(PROBLEM TO SOLVE)
The response should be the records below, repeated exactly, with each picture left out.

(RECORDS PROVIDED)
..........

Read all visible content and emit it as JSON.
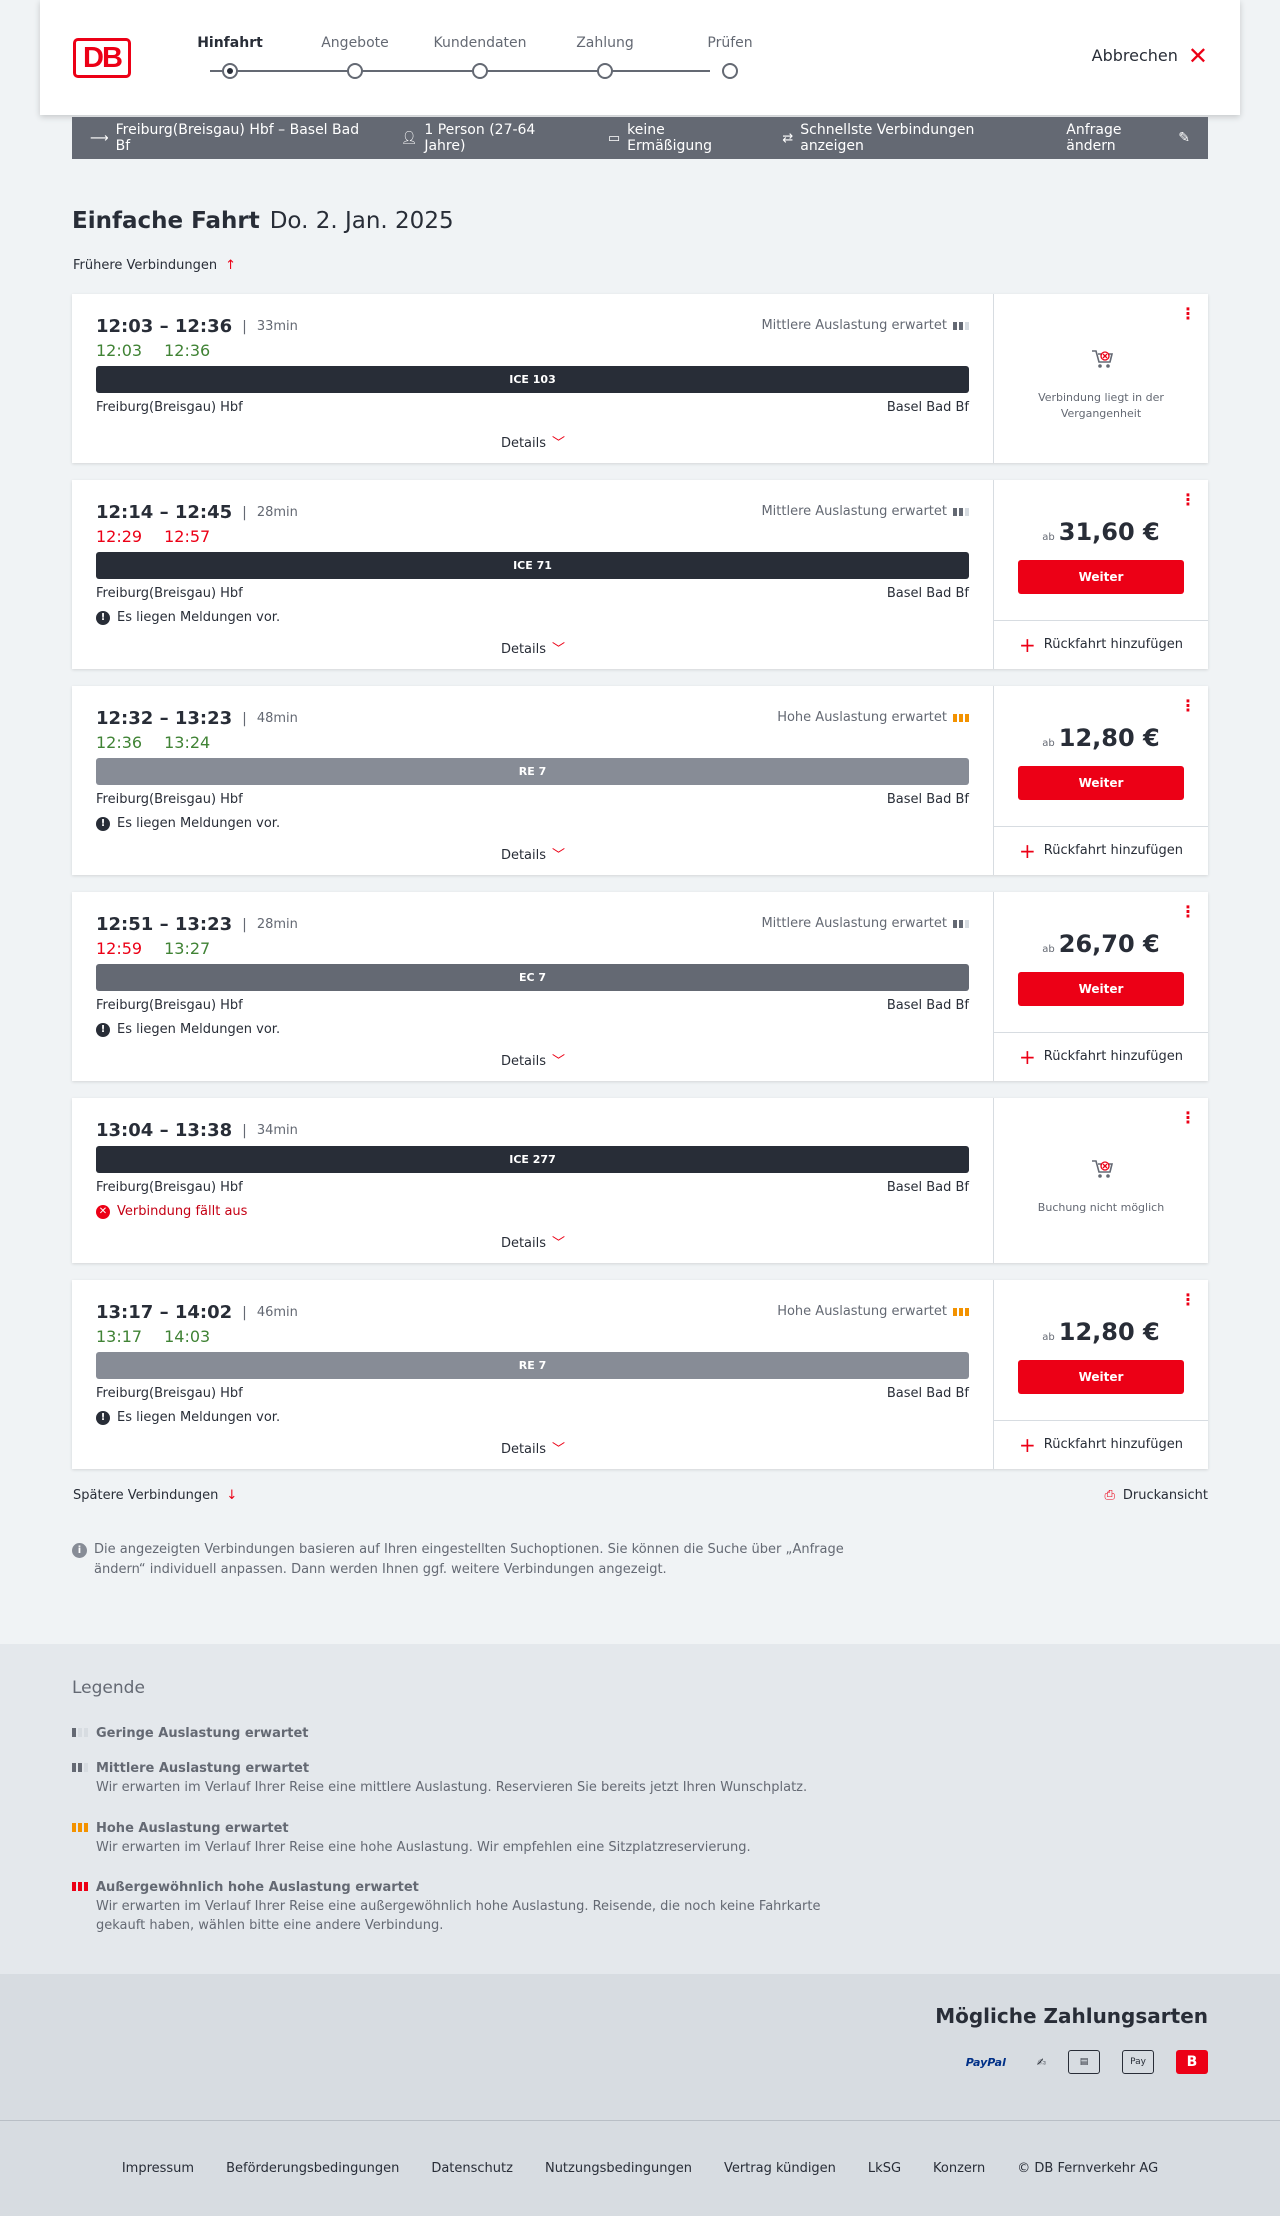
{
  "header": {
    "logo": "DB",
    "steps": [
      {
        "label": "Hinfahrt",
        "active": true
      },
      {
        "label": "Angebote",
        "active": false
      },
      {
        "label": "Kundendaten",
        "active": false
      },
      {
        "label": "Zahlung",
        "active": false
      },
      {
        "label": "Prüfen",
        "active": false
      }
    ],
    "cancel_label": "Abbrechen"
  },
  "summary": {
    "route": "Freiburg(Breisgau) Hbf – Basel Bad Bf",
    "persons": "1 Person (27-64 Jahre)",
    "discount": "keine Ermäßigung",
    "fastest": "Schnellste Verbindungen anzeigen",
    "edit": "Anfrage ändern"
  },
  "title": {
    "type": "Einfache Fahrt",
    "date": "Do. 2. Jan. 2025"
  },
  "earlier": "Frühere Verbindungen",
  "later": "Spätere Verbindungen",
  "print": "Druckansicht",
  "connections": [
    {
      "times": "12:03 – 12:36",
      "duration": "33min",
      "rt_dep": "12:03",
      "rt_arr": "12:36",
      "rt_dep_color": "green",
      "rt_arr_color": "green",
      "load": "Mittlere Auslastung erwartet",
      "train": "ICE 103",
      "from": "Freiburg(Breisgau) Hbf",
      "to": "Basel Bad Bf",
      "message": "",
      "details": "Details",
      "notice": "Verbindung liegt in der Vergangenheit"
    },
    {
      "times": "12:14 – 12:45",
      "duration": "28min",
      "rt_dep": "12:29",
      "rt_arr": "12:57",
      "load": "Mittlere Auslastung erwartet",
      "train": "ICE 71",
      "from": "Freiburg(Breisgau) Hbf",
      "to": "Basel Bad Bf",
      "message": "Es liegen Meldungen vor.",
      "details": "Details",
      "price_prefix": "ab",
      "price": "31,60 €",
      "button": "Weiter",
      "return": "Rückfahrt hinzufügen"
    },
    {
      "times": "12:32 – 13:23",
      "duration": "48min",
      "rt_dep": "12:36",
      "rt_arr": "13:24",
      "load": "Hohe Auslastung erwartet",
      "train": "RE 7",
      "from": "Freiburg(Breisgau) Hbf",
      "to": "Basel Bad Bf",
      "message": "Es liegen Meldungen vor.",
      "details": "Details",
      "price_prefix": "ab",
      "price": "12,80 €",
      "button": "Weiter",
      "return": "Rückfahrt hinzufügen"
    },
    {
      "times": "12:51 – 13:23",
      "duration": "28min",
      "rt_dep": "12:59",
      "rt_arr": "13:27",
      "load": "Mittlere Auslastung erwartet",
      "train": "EC 7",
      "from": "Freiburg(Breisgau) Hbf",
      "to": "Basel Bad Bf",
      "message": "Es liegen Meldungen vor.",
      "details": "Details",
      "price_prefix": "ab",
      "price": "26,70 €",
      "button": "Weiter",
      "return": "Rückfahrt hinzufügen"
    },
    {
      "times": "13:04 – 13:38",
      "duration": "34min",
      "train": "ICE 277",
      "from": "Freiburg(Breisgau) Hbf",
      "to": "Basel Bad Bf",
      "message": "Verbindung fällt aus",
      "details": "Details",
      "notice": "Buchung nicht möglich"
    },
    {
      "times": "13:17 – 14:02",
      "duration": "46min",
      "rt_dep": "13:17",
      "rt_arr": "14:03",
      "load": "Hohe Auslastung erwartet",
      "train": "RE 7",
      "from": "Freiburg(Breisgau) Hbf",
      "to": "Basel Bad Bf",
      "message": "Es liegen Meldungen vor.",
      "details": "Details",
      "price_prefix": "ab",
      "price": "12,80 €",
      "button": "Weiter",
      "return": "Rückfahrt hinzufügen"
    }
  ],
  "info": "Die angezeigten Verbindungen basieren auf Ihren eingestellten Suchoptionen. Sie können die Suche über „Anfrage ändern“ individuell anpassen. Dann werden Ihnen ggf. weitere Verbindungen angezeigt.",
  "legend": {
    "title": "Legende",
    "items": [
      {
        "name": "Geringe Auslastung erwartet",
        "desc": ""
      },
      {
        "name": "Mittlere Auslastung erwartet",
        "desc": "Wir erwarten im Verlauf Ihrer Reise eine mittlere Auslastung. Reservieren Sie bereits jetzt Ihren Wunschplatz."
      },
      {
        "name": "Hohe Auslastung erwartet",
        "desc": "Wir erwarten im Verlauf Ihrer Reise eine hohe Auslastung. Wir empfehlen eine Sitzplatzreservierung."
      },
      {
        "name": "Außergewöhnlich hohe Auslastung erwartet",
        "desc": "Wir erwarten im Verlauf Ihrer Reise eine außergewöhnlich hohe Auslastung. Reisende, die noch keine Fahrkarte gekauft haben, wählen bitte eine andere Verbindung."
      }
    ]
  },
  "payment": {
    "title": "Mögliche Zahlungsarten",
    "methods": [
      "PayPal",
      "Pay"
    ]
  },
  "footer": [
    "Impressum",
    "Beförderungsbedingungen",
    "Datenschutz",
    "Nutzungsbedingungen",
    "Vertrag kündigen",
    "LkSG",
    "Konzern",
    "© DB Fernverkehr AG"
  ],
  "colors": {
    "accent": "#ec0016",
    "on_time": "#408335",
    "delay": "#ec0016",
    "high_load": "#f39200"
  }
}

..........

(THE COMPLETED TASK)
Read all visible content and emit it as JSON.
{
  "header": {
    "logo": "DB",
    "steps": [
      {
        "label": "Hinfahrt",
        "active": true
      },
      {
        "label": "Angebote",
        "active": false
      },
      {
        "label": "Kundendaten",
        "active": false
      },
      {
        "label": "Zahlung",
        "active": false
      },
      {
        "label": "Prüfen",
        "active": false
      }
    ],
    "cancel_label": "Abbrechen"
  },
  "summary": {
    "route": "Freiburg(Breisgau) Hbf – Basel Bad Bf",
    "persons": "1 Person (27-64 Jahre)",
    "discount": "keine Ermäßigung",
    "fastest": "Schnellste Verbindungen anzeigen",
    "edit": "Anfrage ändern"
  },
  "title": {
    "type": "Einfache Fahrt",
    "date": "Do. 2. Jan. 2025"
  },
  "earlier": "Frühere Verbindungen",
  "later": "Spätere Verbindungen",
  "print": "Druckansicht",
  "connections": [
    {
      "times": "12:03 – 12:36",
      "duration": "33min",
      "rt_dep": "12:03",
      "rt_arr": "12:36",
      "rt_dep_color": "green",
      "rt_arr_color": "green",
      "load": "Mittlere Auslastung erwartet",
      "train": "ICE 103",
      "from": "Freiburg(Breisgau) Hbf",
      "to": "Basel Bad Bf",
      "message": "",
      "details": "Details",
      "notice": "Verbindung liegt in der Vergangenheit"
    },
    {
      "times": "12:14 – 12:45",
      "duration": "28min",
      "rt_dep": "12:29",
      "rt_arr": "12:57",
      "load": "Mittlere Auslastung erwartet",
      "train": "ICE 71",
      "from": "Freiburg(Breisgau) Hbf",
      "to": "Basel Bad Bf",
      "message": "Es liegen Meldungen vor.",
      "details": "Details",
      "price_prefix": "ab",
      "price": "31,60 €",
      "button": "Weiter",
      "return": "Rückfahrt hinzufügen"
    },
    {
      "times": "12:32 – 13:23",
      "duration": "48min",
      "rt_dep": "12:36",
      "rt_arr": "13:24",
      "load": "Hohe Auslastung erwartet",
      "train": "RE 7",
      "from": "Freiburg(Breisgau) Hbf",
      "to": "Basel Bad Bf",
      "message": "Es liegen Meldungen vor.",
      "details": "Details",
      "price_prefix": "ab",
      "price": "12,80 €",
      "button": "Weiter",
      "return": "Rückfahrt hinzufügen"
    },
    {
      "times": "12:51 – 13:23",
      "duration": "28min",
      "rt_dep": "12:59",
      "rt_arr": "13:27",
      "load": "Mittlere Auslastung erwartet",
      "train": "EC 7",
      "from": "Freiburg(Breisgau) Hbf",
      "to": "Basel Bad Bf",
      "message": "Es liegen Meldungen vor.",
      "details": "Details",
      "price_prefix": "ab",
      "price": "26,70 €",
      "button": "Weiter",
      "return": "Rückfahrt hinzufügen"
    },
    {
      "times": "13:04 – 13:38",
      "duration": "34min",
      "train": "ICE 277",
      "from": "Freiburg(Breisgau) Hbf",
      "to": "Basel Bad Bf",
      "message": "Verbindung fällt aus",
      "details": "Details",
      "notice": "Buchung nicht möglich"
    },
    {
      "times": "13:17 – 14:02",
      "duration": "46min",
      "rt_dep": "13:17",
      "rt_arr": "14:03",
      "load": "Hohe Auslastung erwartet",
      "train": "RE 7",
      "from": "Freiburg(Breisgau) Hbf",
      "to": "Basel Bad Bf",
      "message": "Es liegen Meldungen vor.",
      "details": "Details",
      "price_prefix": "ab",
      "price": "12,80 €",
      "button": "Weiter",
      "return": "Rückfahrt hinzufügen"
    }
  ],
  "info": "Die angezeigten Verbindungen basieren auf Ihren eingestellten Suchoptionen. Sie können die Suche über „Anfrage ändern“ individuell anpassen. Dann werden Ihnen ggf. weitere Verbindungen angezeigt.",
  "legend": {
    "title": "Legende",
    "items": [
      {
        "name": "Geringe Auslastung erwartet",
        "desc": ""
      },
      {
        "name": "Mittlere Auslastung erwartet",
        "desc": "Wir erwarten im Verlauf Ihrer Reise eine mittlere Auslastung. Reservieren Sie bereits jetzt Ihren Wunschplatz."
      },
      {
        "name": "Hohe Auslastung erwartet",
        "desc": "Wir erwarten im Verlauf Ihrer Reise eine hohe Auslastung. Wir empfehlen eine Sitzplatzreservierung."
      },
      {
        "name": "Außergewöhnlich hohe Auslastung erwartet",
        "desc": "Wir erwarten im Verlauf Ihrer Reise eine außergewöhnlich hohe Auslastung. Reisende, die noch keine Fahrkarte gekauft haben, wählen bitte eine andere Verbindung."
      }
    ]
  },
  "payment": {
    "title": "Mögliche Zahlungsarten",
    "methods": [
      "PayPal",
      "Pay"
    ]
  },
  "footer": [
    "Impressum",
    "Beförderungsbedingungen",
    "Datenschutz",
    "Nutzungsbedingungen",
    "Vertrag kündigen",
    "LkSG",
    "Konzern",
    "© DB Fernverkehr AG"
  ],
  "colors": {
    "accent": "#ec0016",
    "on_time": "#408335",
    "delay": "#ec0016",
    "high_load": "#f39200"
  }
}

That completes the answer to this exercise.